Yesterday was Trinity Sunday, following close upon Ascension (the incarnate Son taking His place in the Godhead) and Pentecost (the Holy Spirit poured out upon the Church).
Do you want to know a good Scripture verse to prove the doctrine of the Trinity? “God is love” (1 John 4:8; 1 John 4:16). Love is a union of distinct persons. If love is at the essence of God, then He is a union of distinct persons, only supremely so–a perfect, absolute union of the three persons: Father, Son, and Holy Spirit.
Having a Triune God is very different from having a god of other kinds of monotheism.
I remember reading G. K. Chesterton on the Trinity, who makes this point in an unforgettable way. I dug up a couple of his quotations on the subject, which you can read after the jump.
By Emeltet (Own work), Eglise Saint-Samson, Bobital, Côtes d’armor, France, La Trinité, rosace, facade ouest, [CC BY-SA 4.0 (http://creativecommons.org/licenses/by-sa/4.0)], via Wikimedia Commons
“If the moderns really want a simple religion of love, they must look for it in the Athanasian Creed. The truth is that the trumpet of true Christianity, the challenge of the charities and simplicities of Bethlehem or Christmas Day never rang out more arrestingly and unmistakably than in the defiance of Athanasius to the cold compromise of the Arians. It was emphatically he who really was fighting for a God of Love against a God of colourless and remote cosmic control; the God of the stoics and the agnostics. It was emphatically he who was fighting for the Holy Child against the grey deity of the Pharisees and the Sadducees. He was fighting for that very balance of beautiful interdependence and intimacy, in the very Trinity of the Divine Nature, that draws our hearts to the Trinity of the Holy Family. His dogma, if the phrase be not misunderstood, turns even God into a Holy Family.”― G.K. Chesterton, The Everlasting Man
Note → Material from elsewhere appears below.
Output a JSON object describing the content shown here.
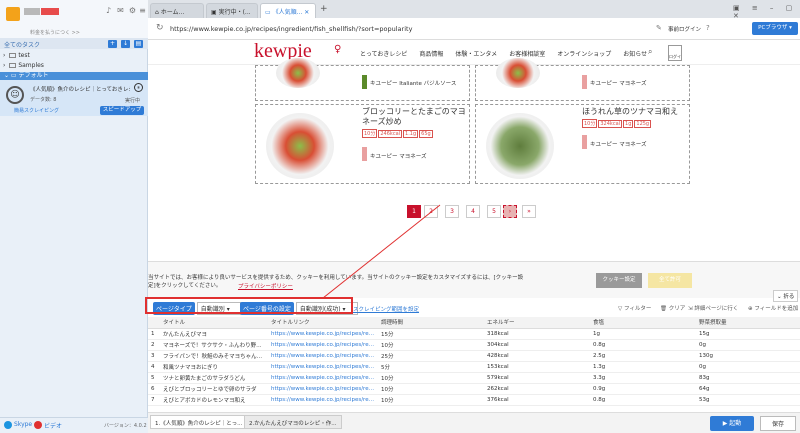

Unitarians (a sect never to be mentioned without a special respect for their distinguished intellectual dignity and high intellectual honour) are often reformers by the accident that throws so many small sects into such an attitude. But there is nothing in the least liberal or akin to reform in the substitution of pure monotheism for the Trinity.
The complex God of the Athanasian Creed may be an enigma for the intellect; but He is far less likely to gather the mystery and cruelty of a Sultan than the lonely god of Omar or Mahomet. The god who is a mere awful unity is not only a king but an Eastern king. The heart of humanity, especially of European humanity, is certainly much more satisfied by the strange hints and symbols that gather round the Trinitarian idea, the image of a council at which mercy pleads as well as justice, the conception of a sort of liberty and variety existing even in the inmost chamber of the world. For Western religion has always felt keenly the idea “it is not well for man to be alone.”
The social instinct asserted itself everywhere as when the Eastern idea of hermits was practically expelled by the Western idea of monks. So even asceticism became brotherly; and the Trappists were sociable even when they were silent. If this love of a living complexity be our test, it is certainly healthier to have the Trinitarian religion than the Unitarian. For to us Trinitarians (if I may say it with reverence)—to us God Himself is a society. ~ G. K. Chesterton, Orthodoxy